*** Data excerpts ***

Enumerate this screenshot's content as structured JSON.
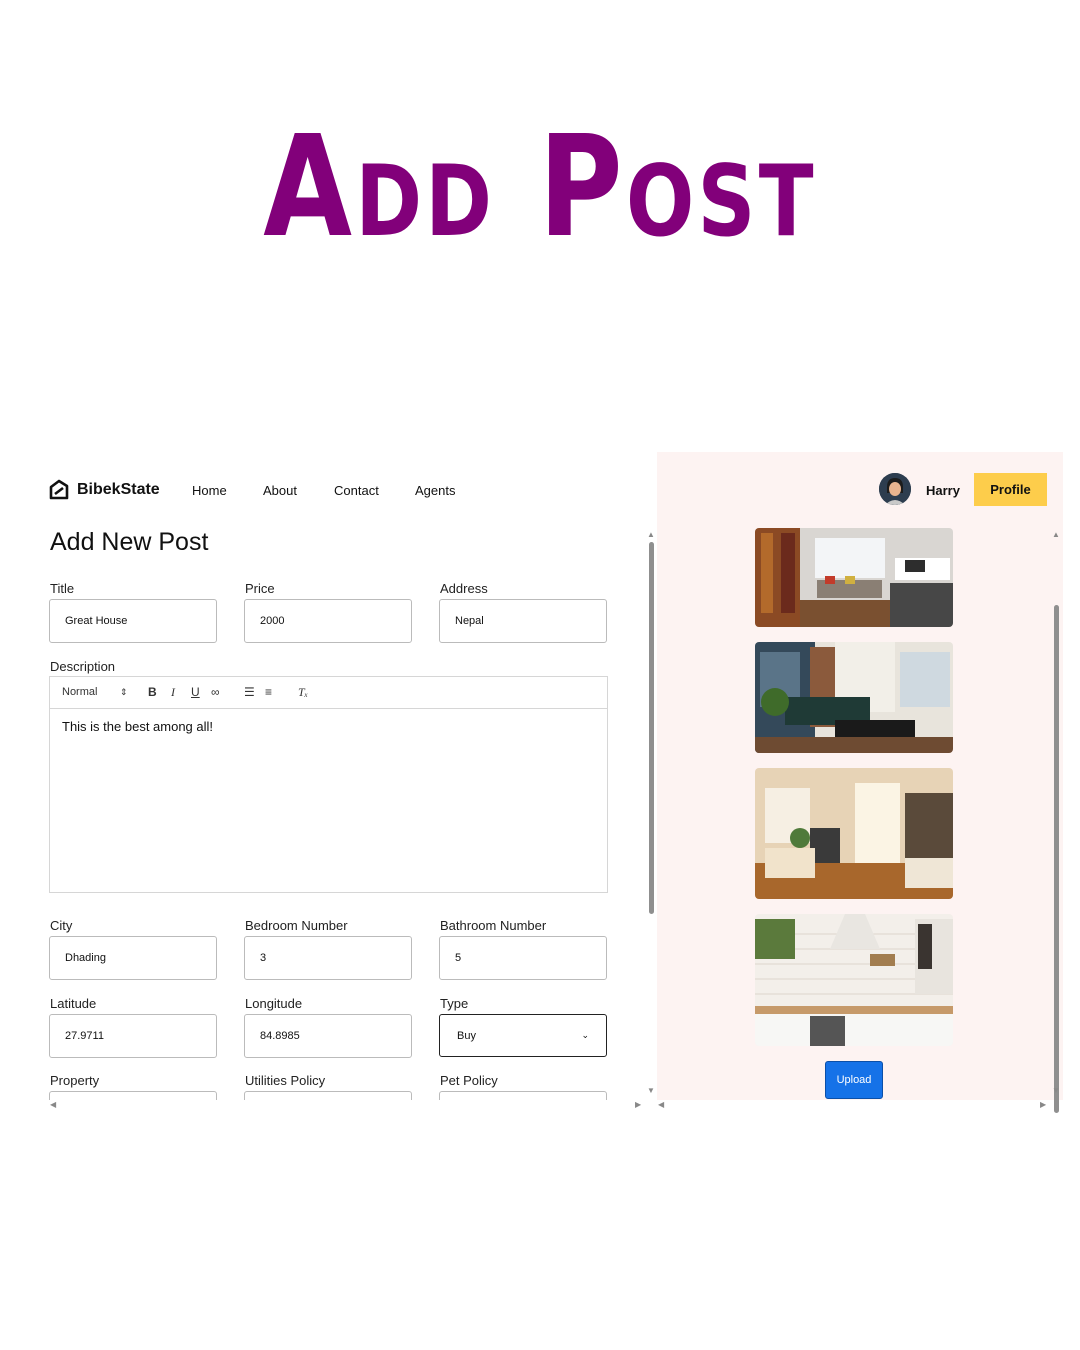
{
  "hero": {
    "title": "Add Post"
  },
  "nav": {
    "brand": "BibekState",
    "links": [
      "Home",
      "About",
      "Contact",
      "Agents"
    ]
  },
  "form": {
    "heading": "Add New Post",
    "title": {
      "label": "Title",
      "value": "Great House"
    },
    "price": {
      "label": "Price",
      "value": "2000"
    },
    "address": {
      "label": "Address",
      "value": "Nepal"
    },
    "description": {
      "label": "Description",
      "format": "Normal",
      "text": "This is the best among all!"
    },
    "city": {
      "label": "City",
      "value": "Dhading"
    },
    "bedroom": {
      "label": "Bedroom Number",
      "value": "3"
    },
    "bathroom": {
      "label": "Bathroom Number",
      "value": "5"
    },
    "latitude": {
      "label": "Latitude",
      "value": "27.9711"
    },
    "longitude": {
      "label": "Longitude",
      "value": "84.8985"
    },
    "type": {
      "label": "Type",
      "value": "Buy"
    },
    "property": {
      "label": "Property"
    },
    "utilities": {
      "label": "Utilities Policy"
    },
    "pet": {
      "label": "Pet Policy"
    }
  },
  "user": {
    "name": "Harry",
    "profile_label": "Profile"
  },
  "upload": {
    "label": "Upload"
  },
  "colors": {
    "hero": "#82007a",
    "profile": "#fdcd4b",
    "upload": "#1572e8",
    "panel": "#fdf3f2"
  }
}
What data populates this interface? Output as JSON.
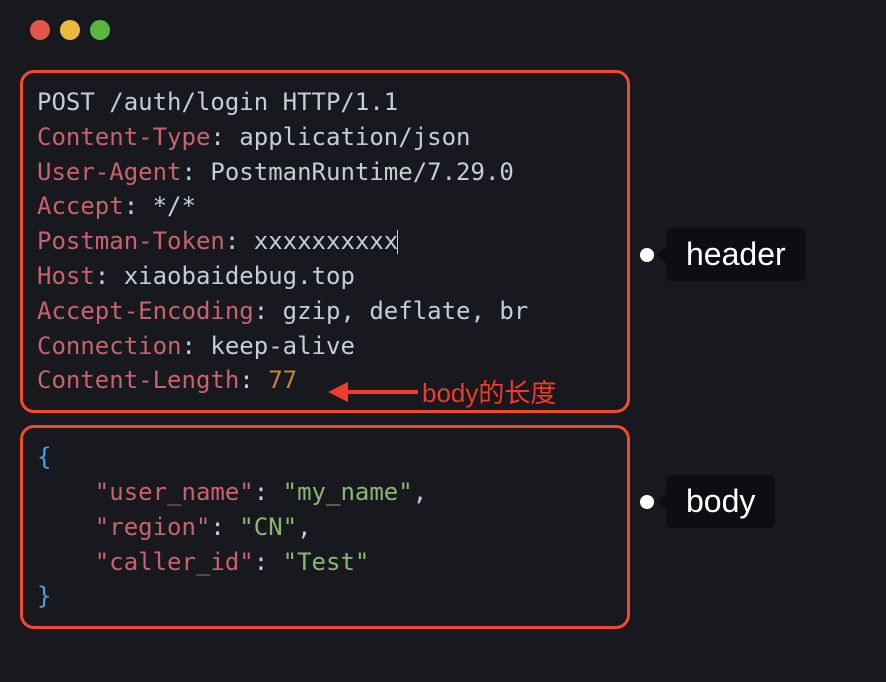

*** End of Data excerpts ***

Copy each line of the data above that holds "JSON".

Enumerate this screenshot's content as structured JSON.
What data populates this interface? Output as JSON.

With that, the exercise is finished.